• What is expected
Every line in the records below that holds "label" must be identified and copied.

• Data for processing
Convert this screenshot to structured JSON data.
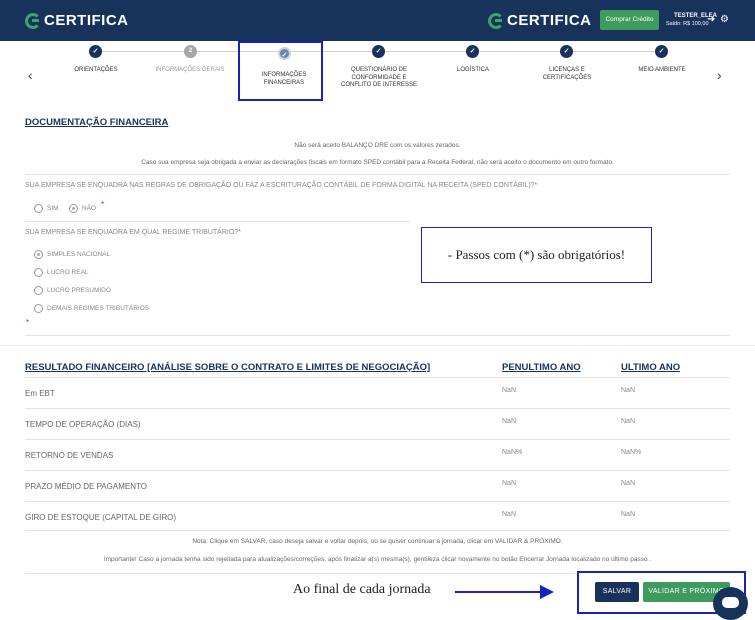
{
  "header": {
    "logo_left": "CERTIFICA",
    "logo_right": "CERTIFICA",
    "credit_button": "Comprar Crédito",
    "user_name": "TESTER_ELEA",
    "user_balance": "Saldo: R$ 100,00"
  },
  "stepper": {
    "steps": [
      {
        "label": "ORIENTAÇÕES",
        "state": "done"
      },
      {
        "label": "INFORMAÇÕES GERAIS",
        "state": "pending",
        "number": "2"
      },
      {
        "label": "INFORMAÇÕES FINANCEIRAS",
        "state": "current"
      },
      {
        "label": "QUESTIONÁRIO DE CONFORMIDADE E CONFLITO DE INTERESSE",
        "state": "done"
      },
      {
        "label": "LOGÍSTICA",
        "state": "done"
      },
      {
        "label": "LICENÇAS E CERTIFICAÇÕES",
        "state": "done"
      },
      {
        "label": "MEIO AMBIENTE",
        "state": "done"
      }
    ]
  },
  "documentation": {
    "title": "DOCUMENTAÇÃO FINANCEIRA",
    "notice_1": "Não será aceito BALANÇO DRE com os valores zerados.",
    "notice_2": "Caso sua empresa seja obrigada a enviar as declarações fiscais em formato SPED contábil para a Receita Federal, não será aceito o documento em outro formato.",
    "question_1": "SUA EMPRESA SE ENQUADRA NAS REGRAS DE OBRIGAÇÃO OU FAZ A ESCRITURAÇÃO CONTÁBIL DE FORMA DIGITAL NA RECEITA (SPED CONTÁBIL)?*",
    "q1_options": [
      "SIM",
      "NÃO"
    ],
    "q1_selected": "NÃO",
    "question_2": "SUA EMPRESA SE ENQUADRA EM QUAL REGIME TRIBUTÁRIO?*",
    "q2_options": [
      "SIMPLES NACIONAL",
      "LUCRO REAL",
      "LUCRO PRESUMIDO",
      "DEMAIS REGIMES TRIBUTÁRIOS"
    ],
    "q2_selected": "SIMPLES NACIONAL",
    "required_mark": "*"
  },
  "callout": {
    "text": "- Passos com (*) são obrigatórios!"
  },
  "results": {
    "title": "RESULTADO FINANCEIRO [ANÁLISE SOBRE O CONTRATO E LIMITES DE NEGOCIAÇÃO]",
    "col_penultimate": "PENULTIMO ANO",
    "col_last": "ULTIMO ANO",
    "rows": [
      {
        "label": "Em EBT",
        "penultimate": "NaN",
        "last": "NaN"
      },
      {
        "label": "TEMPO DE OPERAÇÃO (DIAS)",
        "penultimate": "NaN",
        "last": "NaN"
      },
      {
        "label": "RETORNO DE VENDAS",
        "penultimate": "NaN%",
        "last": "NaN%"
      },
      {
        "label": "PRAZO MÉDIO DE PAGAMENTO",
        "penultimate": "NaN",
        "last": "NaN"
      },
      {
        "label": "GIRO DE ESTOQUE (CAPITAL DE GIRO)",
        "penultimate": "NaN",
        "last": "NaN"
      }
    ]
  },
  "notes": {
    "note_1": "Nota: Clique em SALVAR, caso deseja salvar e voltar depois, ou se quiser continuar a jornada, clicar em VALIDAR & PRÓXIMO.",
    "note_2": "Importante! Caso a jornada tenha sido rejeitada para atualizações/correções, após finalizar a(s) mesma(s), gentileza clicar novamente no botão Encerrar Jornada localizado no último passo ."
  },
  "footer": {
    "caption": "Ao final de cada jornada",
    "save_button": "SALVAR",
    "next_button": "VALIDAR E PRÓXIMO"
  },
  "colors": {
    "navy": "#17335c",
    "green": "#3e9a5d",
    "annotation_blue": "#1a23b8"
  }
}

• Task answer
        "label": "ORIENTAÇÕES",
        "label": "INFORMAÇÕES GERAIS",
        "label": "INFORMAÇÕES FINANCEIRAS",
        "label": "QUESTIONÁRIO DE CONFORMIDADE E CONFLITO DE INTERESSE",
        "label": "LOGÍSTICA",
        "label": "LICENÇAS E CERTIFICAÇÕES",
        "label": "MEIO AMBIENTE",
        "label": "Em EBT",
        "label": "TEMPO DE OPERAÇÃO (DIAS)",
        "label": "RETORNO DE VENDAS",
        "label": "PRAZO MÉDIO DE PAGAMENTO",
        "label": "GIRO DE ESTOQUE (CAPITAL DE GIRO)",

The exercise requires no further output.